Of the 13,000 British troops due to form part of the Implementation Force, 10,000 have now arrived. Split is the main airport and seaport and most troops fly in here, on RAF Tri-Star flights, as if they were on a civil airline, complete with cooked meals, refreshing towelettes and in-flight magazines.

Everyone is processed through a "Theatre Reception Centre" located in a big, draughty hangar south of the airport. Everyone goes through the procedure: even Major-General Mike Jackson, the British sector commander, as well as soldiers on their third six-month tour. Here in the TRC, the sergeant-major, with his didactic skill, is king.

''Form a circle round the briefing board. Welcome, gentlemen - whoops, sorry ma'am, ladies and gentlemen. Right, first you will get the road safety briefing, then the intelligence briefing, then the medical briefing. There is no smoking in the TRC. If you want a fag, go out of the door. Then you will move in the direction of the arrow and swipe your card through the machine. You will collect your I-For identity card. Then you can grab some tea or soup. You will collect your luggage and the sniffer dog will have a sniff - see if he can find the pounds 10,000 in used notes. Any questions?"

The sniffer dog, a King Charles spaniel called Zack, who looked more like a pet, was part of a "deterrent policy" against drug use. All British soldiers are liable to be tested for drugs at any time. Zack frolicked around as his military police handler sat quietly in the corner.

The new, credit-card style army identity card, with a hologram and a magnetic strip, contains all the vital information about the individual.

The "swipe" serves to book people in to the theatre of operations, with all their details, including medical records, blood group, whatever - hence the precise count of how many had arrived. The yellowish I-For cards are numbered and only state name, rank, number and nationality.

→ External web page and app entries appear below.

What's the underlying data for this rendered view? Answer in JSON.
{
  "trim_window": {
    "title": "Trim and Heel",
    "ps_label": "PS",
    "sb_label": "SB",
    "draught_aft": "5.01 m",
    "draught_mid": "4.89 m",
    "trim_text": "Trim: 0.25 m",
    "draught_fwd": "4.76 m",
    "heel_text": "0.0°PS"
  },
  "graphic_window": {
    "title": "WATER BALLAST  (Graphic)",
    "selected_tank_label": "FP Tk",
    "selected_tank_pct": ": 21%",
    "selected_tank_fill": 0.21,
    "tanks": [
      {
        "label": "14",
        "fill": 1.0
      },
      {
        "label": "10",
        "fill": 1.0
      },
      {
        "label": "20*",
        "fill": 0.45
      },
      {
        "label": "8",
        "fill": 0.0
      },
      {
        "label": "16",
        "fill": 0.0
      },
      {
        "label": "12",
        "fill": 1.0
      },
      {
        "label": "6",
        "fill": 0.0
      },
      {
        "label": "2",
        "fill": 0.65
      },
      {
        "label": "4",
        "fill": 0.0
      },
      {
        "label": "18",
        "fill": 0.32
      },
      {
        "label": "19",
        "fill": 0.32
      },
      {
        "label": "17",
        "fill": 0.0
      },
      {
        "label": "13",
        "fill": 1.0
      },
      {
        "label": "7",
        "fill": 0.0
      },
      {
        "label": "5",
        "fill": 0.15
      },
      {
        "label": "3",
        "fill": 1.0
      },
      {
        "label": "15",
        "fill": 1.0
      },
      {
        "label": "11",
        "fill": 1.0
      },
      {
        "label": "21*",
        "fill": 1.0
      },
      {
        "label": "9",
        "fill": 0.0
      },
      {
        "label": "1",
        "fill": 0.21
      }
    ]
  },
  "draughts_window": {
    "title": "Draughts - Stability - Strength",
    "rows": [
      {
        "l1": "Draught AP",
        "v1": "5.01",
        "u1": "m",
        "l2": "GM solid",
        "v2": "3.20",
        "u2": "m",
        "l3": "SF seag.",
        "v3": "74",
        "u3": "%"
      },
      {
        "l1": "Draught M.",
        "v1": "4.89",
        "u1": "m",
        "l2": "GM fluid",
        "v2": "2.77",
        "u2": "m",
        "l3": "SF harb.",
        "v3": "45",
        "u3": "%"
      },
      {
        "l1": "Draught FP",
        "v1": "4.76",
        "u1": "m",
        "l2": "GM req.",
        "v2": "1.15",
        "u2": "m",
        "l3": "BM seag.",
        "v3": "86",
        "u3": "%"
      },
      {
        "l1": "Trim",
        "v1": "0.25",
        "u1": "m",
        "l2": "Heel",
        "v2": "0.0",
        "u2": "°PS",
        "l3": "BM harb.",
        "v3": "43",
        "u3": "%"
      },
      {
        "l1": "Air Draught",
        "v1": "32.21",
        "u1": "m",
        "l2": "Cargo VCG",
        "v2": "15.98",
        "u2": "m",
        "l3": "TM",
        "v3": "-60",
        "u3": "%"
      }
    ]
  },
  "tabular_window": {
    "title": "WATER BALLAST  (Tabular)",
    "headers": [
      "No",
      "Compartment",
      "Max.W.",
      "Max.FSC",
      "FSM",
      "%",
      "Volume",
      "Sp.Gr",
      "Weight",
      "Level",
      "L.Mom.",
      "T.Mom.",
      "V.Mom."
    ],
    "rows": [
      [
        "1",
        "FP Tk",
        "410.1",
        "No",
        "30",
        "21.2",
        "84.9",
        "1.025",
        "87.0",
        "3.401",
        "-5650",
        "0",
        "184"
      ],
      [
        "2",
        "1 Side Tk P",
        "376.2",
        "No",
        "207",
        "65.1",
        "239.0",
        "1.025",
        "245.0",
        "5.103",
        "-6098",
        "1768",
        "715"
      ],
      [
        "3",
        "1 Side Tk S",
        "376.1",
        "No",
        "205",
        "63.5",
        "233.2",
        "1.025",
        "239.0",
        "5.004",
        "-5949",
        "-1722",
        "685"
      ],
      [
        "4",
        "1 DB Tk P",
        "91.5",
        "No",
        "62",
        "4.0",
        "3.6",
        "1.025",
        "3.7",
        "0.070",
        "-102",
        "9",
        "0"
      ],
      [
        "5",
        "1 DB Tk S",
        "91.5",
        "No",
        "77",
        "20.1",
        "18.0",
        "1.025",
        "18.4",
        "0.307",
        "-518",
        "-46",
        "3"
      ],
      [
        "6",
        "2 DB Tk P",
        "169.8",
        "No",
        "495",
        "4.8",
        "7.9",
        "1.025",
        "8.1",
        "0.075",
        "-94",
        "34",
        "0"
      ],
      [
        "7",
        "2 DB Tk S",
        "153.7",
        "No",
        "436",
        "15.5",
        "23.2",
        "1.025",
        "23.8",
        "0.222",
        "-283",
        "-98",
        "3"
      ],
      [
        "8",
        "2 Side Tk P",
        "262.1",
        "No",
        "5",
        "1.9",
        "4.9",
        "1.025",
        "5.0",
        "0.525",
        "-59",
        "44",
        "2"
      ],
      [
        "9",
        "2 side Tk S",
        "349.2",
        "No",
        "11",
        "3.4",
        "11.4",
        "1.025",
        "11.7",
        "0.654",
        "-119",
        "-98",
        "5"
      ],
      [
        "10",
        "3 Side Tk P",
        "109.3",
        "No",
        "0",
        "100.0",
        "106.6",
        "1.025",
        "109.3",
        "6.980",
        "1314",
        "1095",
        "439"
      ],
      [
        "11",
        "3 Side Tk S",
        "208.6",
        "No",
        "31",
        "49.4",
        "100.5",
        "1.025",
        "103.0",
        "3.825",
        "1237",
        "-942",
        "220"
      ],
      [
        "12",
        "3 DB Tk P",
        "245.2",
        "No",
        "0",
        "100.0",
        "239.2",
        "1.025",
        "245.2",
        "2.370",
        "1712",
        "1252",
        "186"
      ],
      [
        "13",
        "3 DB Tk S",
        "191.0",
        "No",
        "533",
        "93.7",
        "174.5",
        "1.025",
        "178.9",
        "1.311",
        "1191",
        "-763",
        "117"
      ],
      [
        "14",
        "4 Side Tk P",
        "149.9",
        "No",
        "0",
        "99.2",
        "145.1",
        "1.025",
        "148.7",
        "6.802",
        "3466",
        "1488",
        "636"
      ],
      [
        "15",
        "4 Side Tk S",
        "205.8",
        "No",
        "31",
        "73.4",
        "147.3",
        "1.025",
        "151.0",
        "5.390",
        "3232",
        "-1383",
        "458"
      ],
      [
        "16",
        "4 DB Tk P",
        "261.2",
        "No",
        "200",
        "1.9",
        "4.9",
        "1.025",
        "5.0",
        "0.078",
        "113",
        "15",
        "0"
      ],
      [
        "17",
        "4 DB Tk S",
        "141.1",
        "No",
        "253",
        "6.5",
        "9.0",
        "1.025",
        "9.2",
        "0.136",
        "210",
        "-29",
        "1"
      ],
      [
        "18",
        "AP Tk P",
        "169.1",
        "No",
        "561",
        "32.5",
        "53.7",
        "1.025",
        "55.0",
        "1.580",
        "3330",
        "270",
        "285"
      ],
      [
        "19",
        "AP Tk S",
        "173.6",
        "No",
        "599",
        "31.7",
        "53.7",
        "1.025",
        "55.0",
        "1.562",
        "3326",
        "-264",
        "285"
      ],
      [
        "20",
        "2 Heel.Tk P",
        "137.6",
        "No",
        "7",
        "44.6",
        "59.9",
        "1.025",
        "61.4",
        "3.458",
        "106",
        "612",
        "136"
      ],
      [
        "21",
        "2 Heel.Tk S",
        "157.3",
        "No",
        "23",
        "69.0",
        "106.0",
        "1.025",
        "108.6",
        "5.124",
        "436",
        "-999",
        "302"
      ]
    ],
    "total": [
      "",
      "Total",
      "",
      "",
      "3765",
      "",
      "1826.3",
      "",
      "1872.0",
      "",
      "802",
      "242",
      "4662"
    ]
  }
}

"Well, have a good tour," said the sergeant-major. "I'm leaving in two days. There are two ways of leaving here. One is the way you came - and the way I'm going: up the steps, with a big smile on your face. The other is six of your mates carrying you in a box across the tarmac. Got it?''

Christopher Bellamy